In this embodiment the deflection module 38 comprises two deflection electrodes spaced apart in the z-dimension and arranged so that ions pulsed out of the orthogonal accelerator 6 pass between them. Voltages are applied to these deflection electrodes so as to change the trajectory of the ions such that the ions have a lower velocity component in the z-dimension, thereby increasing the number of reflections between the ion mirrors 2. It is known to use deflection electrodes in order to control the trajectory of the ions after the orthogonal accelerator 6. However, the deflection electrodes may introduce first order aberrations to the time of flight of the ions that is proportional to the size of the ion packet in the z-dimension (due to the angle of trajectory of the ion packet at the exit of the deflection region). Embodiments of the present invention eliminate these aberrations by arranging the orthogonal accelerator 6 so that its ion receiving axis is inclined at an acute angle a to the z-dimension. The ions are then pulsed into the region between the deflection electrodes by the orthogonal accelerator 6 along a first trajectory, and the deflection electrodes deflect the ions by an angle a towards the x-dimension so that they travel more orthogonally to the elongated ion mirrors 2.

In the embodiments that comprise a deflection module 38, second order positive z- dimension aberrations may introduced by a lens-effect. These aberrations may be compensated for by intentionally introduced negative z-dimension aberrations. For example, this may be achieved through the use of a gridless orthogonal accelerator, e.g. having accelerating slots that operate as an immersion lens and provide the compensating negative second-order aberrations.

According to the embodiments described herein, the ions have a relatively long time of flight in the MRTOF mass analyser 1 due to the multiple reflections between the ion mirrors 2. This enables the ions in each pulse to become temporally well separated in the time of flight region, thus providing the instrument with a high resolution. However, due to this high temporal separation of the ions, pulsing the ions into the MRTOF at too high a rate would lead to spectral overlap in which slow ions from a first ion injection pulse are detected after fast ions from a second, later ion injection pulse. This limits the rate at which ions can be pulsed into the MRTOF before spectral overlap occurs, thus limiting the duty cycle of the instrument. Also, as described above, the use of the deflection module 38 may reduce the duty cycle of the instrument. In order to overcome this problem, the instrument may be operated in an encoded frequency pulsing (EFP) mode. In this mode, the orthogonal accelerator 6 pulses ions into the Time of Flight region in a series of pulses, wherein the time delay between pairs of adjacent ion injection pulses is varied in a predetermined manner, as opposed to the conventional method of employing a uniform time delay between all of the pairs of adjacent pulses. The ions may then be pulsed into the ion mirrors at a relatively high rate, in which the ions in a first pulse temporally overlap with the ions in a subsequent pulse. The detector 8 then detects the arrival times of the ions and obtains a signal corresponding to the overlapping spectra. As the variable time delays between ion injection pulses are known in the EFP method, this can be used to unpick overlapping peaks in the TOF spectra so as to obtain non-overlapping spectra. This may be performed by correlating the overlapping spectra with the encoded sequence for injecting ions into the flight region 3. The EFP mode enables ions to be injected into the TOF device at time intervals that are shorter than the TOF separation time and so enables the duty cycle of the spectrometer to be increased.

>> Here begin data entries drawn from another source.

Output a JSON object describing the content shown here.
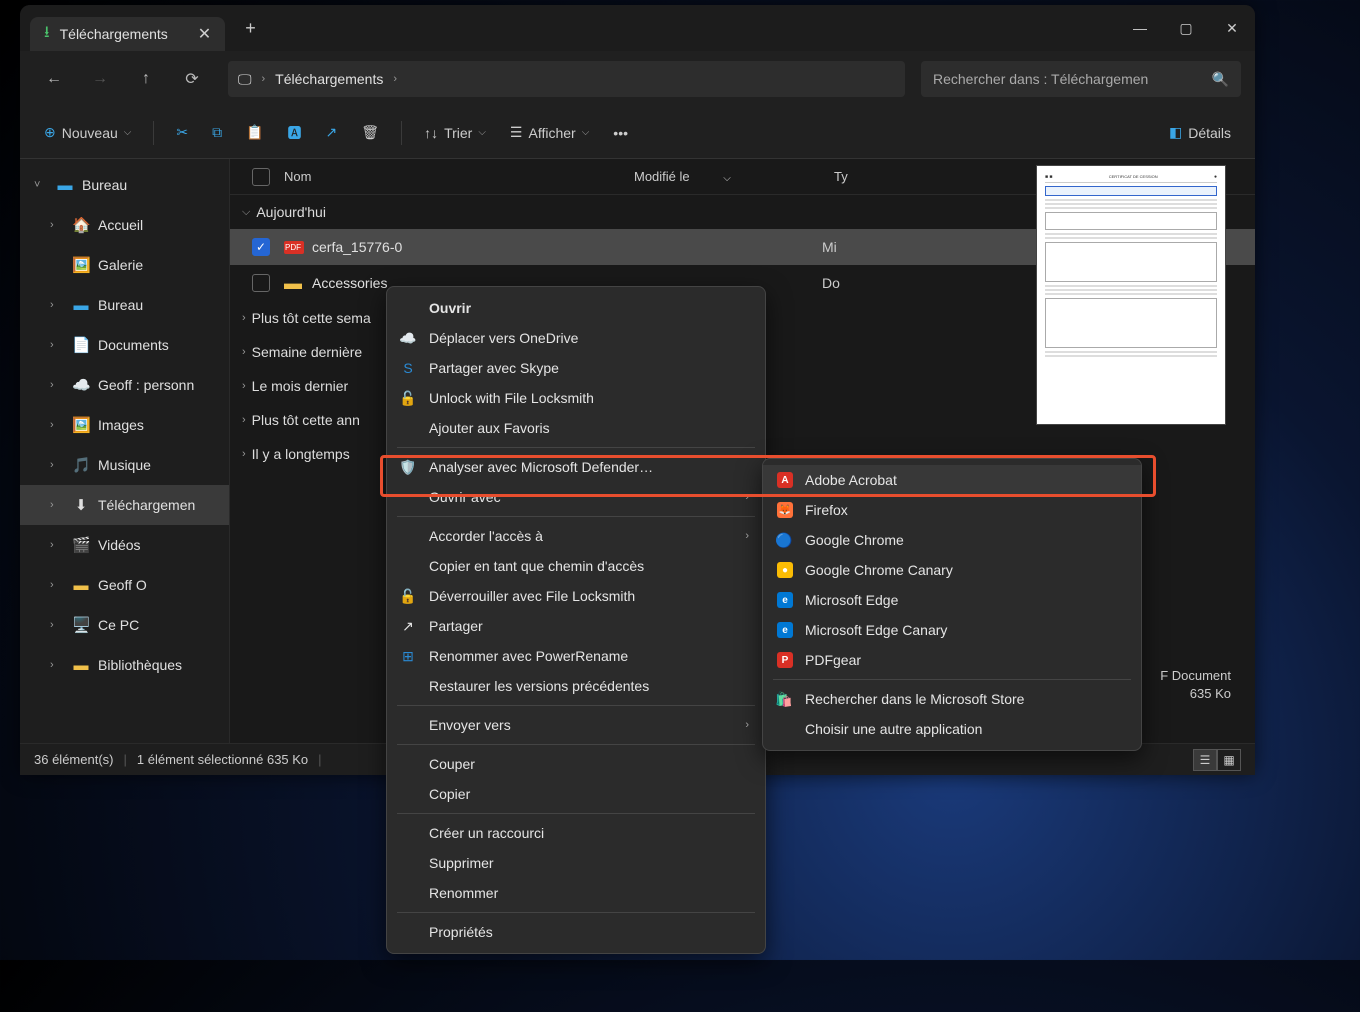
{
  "tab": {
    "title": "Téléchargements"
  },
  "breadcrumb": {
    "location": "Téléchargements"
  },
  "search": {
    "placeholder": "Rechercher dans : Téléchargemen"
  },
  "toolbar": {
    "new": "Nouveau",
    "sort": "Trier",
    "view": "Afficher",
    "details": "Détails"
  },
  "sidebar": {
    "items": [
      {
        "label": "Bureau",
        "expander": "˅",
        "color": "#3aa6e6",
        "indent": 0
      },
      {
        "label": "Accueil",
        "expander": "›",
        "icon": "🏠",
        "indent": 1
      },
      {
        "label": "Galerie",
        "expander": "",
        "icon": "🖼️",
        "indent": 1
      },
      {
        "label": "Bureau",
        "expander": "›",
        "color": "#3aa6e6",
        "indent": 1
      },
      {
        "label": "Documents",
        "expander": "›",
        "icon": "📄",
        "indent": 1
      },
      {
        "label": "Geoff : personn",
        "expander": "›",
        "icon": "☁️",
        "indent": 1
      },
      {
        "label": "Images",
        "expander": "›",
        "icon": "🖼️",
        "indent": 1
      },
      {
        "label": "Musique",
        "expander": "›",
        "icon": "🎵",
        "indent": 1
      },
      {
        "label": "Téléchargemen",
        "expander": "›",
        "icon": "⬇",
        "selected": true,
        "indent": 1
      },
      {
        "label": "Vidéos",
        "expander": "›",
        "icon": "🎬",
        "indent": 1
      },
      {
        "label": "Geoff O",
        "expander": "›",
        "color": "#f0c04a",
        "indent": 1
      },
      {
        "label": "Ce PC",
        "expander": "›",
        "icon": "🖥️",
        "indent": 1
      },
      {
        "label": "Bibliothèques",
        "expander": "›",
        "color": "#f0c04a",
        "indent": 1
      }
    ]
  },
  "columns": {
    "name": "Nom",
    "modified": "Modifié le",
    "type": "Ty"
  },
  "groups": [
    "Aujourd'hui",
    "Plus tôt cette sema",
    "Semaine dernière",
    "Le mois dernier",
    "Plus tôt cette ann",
    "Il y a longtemps"
  ],
  "files": [
    {
      "name": "cerfa_15776-0",
      "type": "Mi",
      "selected": true,
      "icon": "pdf"
    },
    {
      "name": "Accessories",
      "type": "Do",
      "icon": "folder"
    }
  ],
  "preview": {
    "type_label": "F Document",
    "size_label": "635 Ko"
  },
  "status": {
    "count": "36 élément(s)",
    "selection": "1 élément sélectionné  635 Ko"
  },
  "context_menu": [
    {
      "label": "Ouvrir",
      "bold": true
    },
    {
      "label": "Déplacer vers OneDrive",
      "icon": "☁️",
      "iconColor": "#2a8ad4"
    },
    {
      "label": "Partager avec Skype",
      "icon": "S",
      "iconColor": "#2a8ad4"
    },
    {
      "label": "Unlock with File Locksmith",
      "icon": "🔓"
    },
    {
      "label": "Ajouter aux Favoris"
    },
    {
      "sep": true
    },
    {
      "label": "Analyser avec Microsoft Defender…",
      "icon": "🛡️",
      "iconColor": "#2a8ad4"
    },
    {
      "label": "Ouvrir avec",
      "arrow": true
    },
    {
      "sep": true
    },
    {
      "label": "Accorder l'accès à",
      "arrow": true
    },
    {
      "label": "Copier en tant que chemin d'accès"
    },
    {
      "label": "Déverrouiller avec File Locksmith",
      "icon": "🔓"
    },
    {
      "label": "Partager",
      "icon": "↗"
    },
    {
      "label": "Renommer avec PowerRename",
      "icon": "⊞",
      "iconColor": "#2a8ad4"
    },
    {
      "label": "Restaurer les versions précédentes"
    },
    {
      "sep": true
    },
    {
      "label": "Envoyer vers",
      "arrow": true
    },
    {
      "sep": true
    },
    {
      "label": "Couper"
    },
    {
      "label": "Copier"
    },
    {
      "sep": true
    },
    {
      "label": "Créer un raccourci"
    },
    {
      "label": "Supprimer"
    },
    {
      "label": "Renommer"
    },
    {
      "sep": true
    },
    {
      "label": "Propriétés"
    }
  ],
  "submenu": [
    {
      "label": "Adobe Acrobat",
      "highlight": true,
      "icon": "acrobat"
    },
    {
      "label": "Firefox",
      "icon": "firefox"
    },
    {
      "label": "Google Chrome",
      "icon": "chrome"
    },
    {
      "label": "Google Chrome Canary",
      "icon": "canary"
    },
    {
      "label": "Microsoft Edge",
      "icon": "edge"
    },
    {
      "label": "Microsoft Edge Canary",
      "icon": "edgecan"
    },
    {
      "label": "PDFgear",
      "icon": "pdfgear"
    },
    {
      "sep": true
    },
    {
      "label": "Rechercher dans le Microsoft Store",
      "icon": "store"
    },
    {
      "label": "Choisir une autre application"
    }
  ]
}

Although the present invention has been described with reference to preferred embodiments, it will be understood by those skilled in the art that various changes in form and detail may be made without departing from the scope of the invention as set forth in the accompanying claims.

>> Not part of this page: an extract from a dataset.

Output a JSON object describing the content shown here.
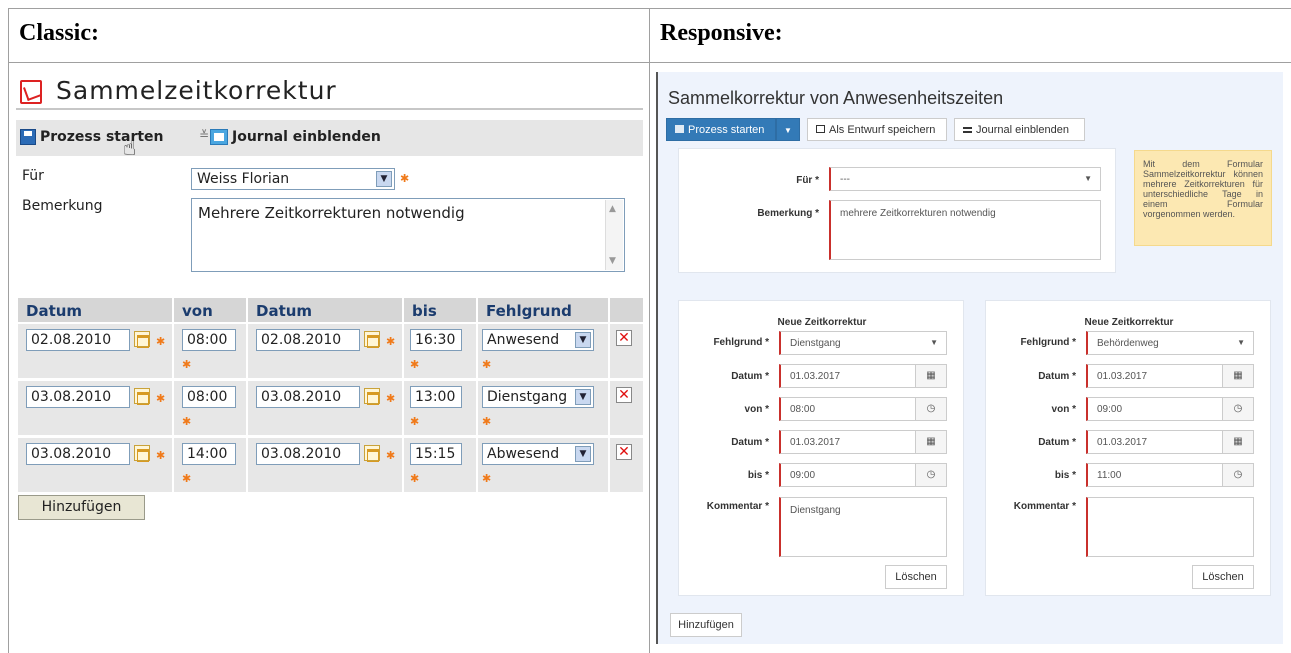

For example, although the embodiments have been described in relation to an MRTOF mass analyser having a detector for determining the mass to charge ratios of the ions, it is alternatively contemplated that the ion mirrors may simply provide a mass separation region without a TOF detector.